Home Owners: Disclose the facts!
By Sameer S Panjwani
of the most common causes for disputes occurring after the sale of a home
arise from the buyer finding defects in the property, defects which were
not disclosed to him by the owner before the sale of the property. If
you are the owner of a home that you are looking to sell, please be aware
that you may be held liable for not disclosing any known defects in your
statutes governing seller obligations vary with each state. Some states
require a seller to complete a questionnaire about their property's condition;
in other states, disclosures can be made verbally. In some states, seller
disclosures are voluntary. The only sellers excluded from disclosure laws
are banks and mortgage companies with foreclosure properties. In addition
to the state laws, there are certain federal laws as well which govern
what needs to be disclosed. For instance, federal law requires sellers
of homes built before 1978 to disclose any known lead hazards. Some real
estate companies may also ask you to disclose all known material facts
about your home before they decide to take up your home listing.
facts may affect one buyer while it may not affect the other.
If you’re confused about what you need to disclose, then
consult your real estate agent or property attorney. To keep it
simple, as an owner you should put yourself in the shoes of the
buyer and decide what you would need to know about the house before
you decided to make the purchase. If you have to make the sale,
make sure it goes through smoothly.
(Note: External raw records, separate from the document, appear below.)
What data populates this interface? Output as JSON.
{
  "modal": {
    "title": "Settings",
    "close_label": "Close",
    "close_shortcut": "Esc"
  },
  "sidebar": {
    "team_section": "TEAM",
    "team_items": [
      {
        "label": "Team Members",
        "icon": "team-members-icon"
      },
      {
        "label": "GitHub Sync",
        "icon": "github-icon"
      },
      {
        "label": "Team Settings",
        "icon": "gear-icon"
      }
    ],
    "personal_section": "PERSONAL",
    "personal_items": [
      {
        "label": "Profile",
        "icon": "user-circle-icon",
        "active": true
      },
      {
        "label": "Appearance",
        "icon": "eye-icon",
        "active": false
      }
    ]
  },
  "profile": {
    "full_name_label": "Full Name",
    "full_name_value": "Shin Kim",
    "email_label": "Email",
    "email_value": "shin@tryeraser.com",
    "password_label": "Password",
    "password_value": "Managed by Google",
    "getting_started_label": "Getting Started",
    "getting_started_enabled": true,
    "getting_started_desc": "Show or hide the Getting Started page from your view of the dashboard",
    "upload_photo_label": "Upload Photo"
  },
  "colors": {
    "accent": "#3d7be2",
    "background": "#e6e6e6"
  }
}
There have been many instances
of lawsuits arising from owners not disclosing important material
facts about their home.